Not only contributing to protecting the environment, many unique art and fashion products made from recycled materials also tell stories about both nature and people.
Giving new life to old items
Coco Casa’s products, made from recycled waste wood, receive much interest from customers.
Born and raised in the ancient city of Hoi An, Quang Nam province, Le Ngoc Thuan has rich experience in working in tourism and travel-related services. Over the past year, the number of tourists to Hoi An has seen significant decreases due to COVID-19. To overcome this difficult period of time, Thuan strived to seek new directions for his career.
One day as he collected trash and scrap woods left by floods along Cua Dai beach, he arranged the wood into a picture and hung it onto the wall of his restaurant. His “artwork” received much interest from customers, and some of them even asked him to buy it.
This motivated him to launch the wooden handicraft brand Coco Casa in early 2021, with “Coco” stands for “Co Co” river while “Casa” means “house” in Italian, making it ear-catching for customers while reminding them of a peaceful shop on the bank of the poetic river.
Recycling scrap wood left by floods on the Thu Bon river, and waste wood from the Kim Bong carpentry village in Cam Kim commune, Hoi An city, Thuan and his team have created many beautiful household products and souvenirs, such as wood wall murals, decorative statues, flower pots, cosmetic containers, tables and chairs, trays, and plates. His products have been highly lauded by customers and Coco Casa has received many orders from hotels, resorts, and cafeterias.
Hoang Hue working on a design made from an old blanket at her amReborn tailor shop.
Meanwhile, Hoang Hue, owner of amReborn tailor shop in Hanoi, is interested in tailoring handbags, shoes, wallets, and accessories from old clothes and blankets. Launched in March, amReborn receives old clothing items from customers and turns these into fashion products, which not only extends the lifespan of the old items but also brings them a new and fresh look.
Hue said that each old product carries the owner’s memories. A customer once came to her shop, asking to turn the old jacket of her deceased father into a bag so she could still use it frequently in remembrance of her dad.
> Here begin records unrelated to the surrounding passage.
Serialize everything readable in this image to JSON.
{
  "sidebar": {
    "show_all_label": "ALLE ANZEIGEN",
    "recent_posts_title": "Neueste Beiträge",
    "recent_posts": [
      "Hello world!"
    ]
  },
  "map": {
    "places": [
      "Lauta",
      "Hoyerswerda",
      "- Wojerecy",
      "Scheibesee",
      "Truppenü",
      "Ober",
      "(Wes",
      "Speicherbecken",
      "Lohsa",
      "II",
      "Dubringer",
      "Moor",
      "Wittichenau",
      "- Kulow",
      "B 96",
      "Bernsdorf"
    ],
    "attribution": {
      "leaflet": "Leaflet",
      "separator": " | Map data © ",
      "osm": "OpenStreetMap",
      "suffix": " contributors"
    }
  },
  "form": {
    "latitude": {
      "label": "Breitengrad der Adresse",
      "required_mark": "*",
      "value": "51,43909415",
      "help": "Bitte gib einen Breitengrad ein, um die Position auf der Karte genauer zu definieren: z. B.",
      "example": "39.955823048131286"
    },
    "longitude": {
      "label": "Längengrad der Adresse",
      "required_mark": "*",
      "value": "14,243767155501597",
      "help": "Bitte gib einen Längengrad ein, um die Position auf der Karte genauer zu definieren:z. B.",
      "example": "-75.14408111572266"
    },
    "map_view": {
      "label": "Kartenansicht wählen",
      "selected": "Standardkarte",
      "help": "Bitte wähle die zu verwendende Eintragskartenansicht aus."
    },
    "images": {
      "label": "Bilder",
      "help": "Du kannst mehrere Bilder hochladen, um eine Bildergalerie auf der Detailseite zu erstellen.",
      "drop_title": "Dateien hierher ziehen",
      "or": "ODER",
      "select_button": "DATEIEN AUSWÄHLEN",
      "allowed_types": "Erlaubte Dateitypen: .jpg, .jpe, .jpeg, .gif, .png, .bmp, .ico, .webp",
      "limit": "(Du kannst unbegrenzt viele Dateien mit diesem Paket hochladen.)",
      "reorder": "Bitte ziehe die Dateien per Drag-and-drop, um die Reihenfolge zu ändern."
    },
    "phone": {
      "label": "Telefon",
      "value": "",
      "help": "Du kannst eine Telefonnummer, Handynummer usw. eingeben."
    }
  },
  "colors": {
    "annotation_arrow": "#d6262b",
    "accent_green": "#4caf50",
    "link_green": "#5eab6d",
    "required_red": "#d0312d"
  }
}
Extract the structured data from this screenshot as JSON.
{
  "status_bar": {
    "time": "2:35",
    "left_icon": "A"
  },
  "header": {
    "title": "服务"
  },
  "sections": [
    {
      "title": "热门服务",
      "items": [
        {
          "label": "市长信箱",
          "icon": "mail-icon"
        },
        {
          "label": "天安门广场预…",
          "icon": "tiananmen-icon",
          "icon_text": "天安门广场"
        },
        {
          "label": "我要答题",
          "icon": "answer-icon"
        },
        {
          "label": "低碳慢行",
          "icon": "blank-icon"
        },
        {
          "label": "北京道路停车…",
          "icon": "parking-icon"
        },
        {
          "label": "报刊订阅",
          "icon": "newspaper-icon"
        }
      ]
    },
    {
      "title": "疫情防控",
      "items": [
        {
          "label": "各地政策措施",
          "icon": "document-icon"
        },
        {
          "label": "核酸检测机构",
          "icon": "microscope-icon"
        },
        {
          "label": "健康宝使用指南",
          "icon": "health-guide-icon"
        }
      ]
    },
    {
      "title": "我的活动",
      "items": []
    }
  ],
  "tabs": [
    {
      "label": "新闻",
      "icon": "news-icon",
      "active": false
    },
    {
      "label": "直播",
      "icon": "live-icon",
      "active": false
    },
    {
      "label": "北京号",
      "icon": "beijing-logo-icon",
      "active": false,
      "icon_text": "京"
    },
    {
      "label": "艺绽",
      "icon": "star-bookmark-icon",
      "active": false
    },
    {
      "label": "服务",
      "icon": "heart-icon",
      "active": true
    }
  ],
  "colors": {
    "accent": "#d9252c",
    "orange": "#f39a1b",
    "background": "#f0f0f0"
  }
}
Not just a temporary trend
The wooden handicraft products of Le Ngoc Thuan and the recycled fashion products of Hoang Hue are among examples of the strong development of recycled art today, which have created positive values from both an environmental and cultural perspective.
Le Ngoc Thuan plans to develop Coco Casa into a cuisine, entertainment and arts space where visitors can not only enjoy the beautiful landscape of Hoi An but also taste signature dishes, listen to music, and try their hands at making souvenirs from scrap wood and waste wood.
He has also worked with several businesses to open classes on recycled art for tourists and host fairs featuring recycled crafts.
The road along the Red River in Phuc Tan Ward, where a lot of trash was gathered, has been turned into a prominent art space.
According to Hoang Hue, recycling is an emerging trend in the global fashion industry, not only in Vietnam, especially amidst the COVID-19 pandemic as people become closer to nature and now prefer handicraft products.
Hue’s amReborn shop has created jobs for 10 workers, including those with autism and members of the LGBT community. Her products are now available at several international e-commerce platforms such as Etsy and Amazon. In addition to old clothes, her team has also tried creating more recycled products from bamboo, coffee grounds, and bagasse.
In addition to Coco Casa and amReborn, many other recycling projects have been tried out. Recycling has also been integrated into school programmes and chosen as the theme for students’ competitions.
In early 2020, a group of 16 artists utilised recycled materials to transform the road along the Red River in Hoan Kiem District’s Phuc Tan Ward in Hanoi, where a lot of trash had gathered, into an eye-catching and interesting contemporary art space.
Most recently, the University of Civil Engineering in collaboration with Architecture Magazine, UNESCO Office in Vietnam and British and Italian embassies launched the ‘Waste into Art: Plastic into Creative’ contest.
Taking place from July 12 to August 14, the event featured a series of online training and consulting sessions for young people while seeking designs and products which recycle waste into applied arts.
Source: Nhan Dan
All old things, from clothes and guitars to motorbikes, can be recycled into useful and highly aesthetic items thanks to talented artisans.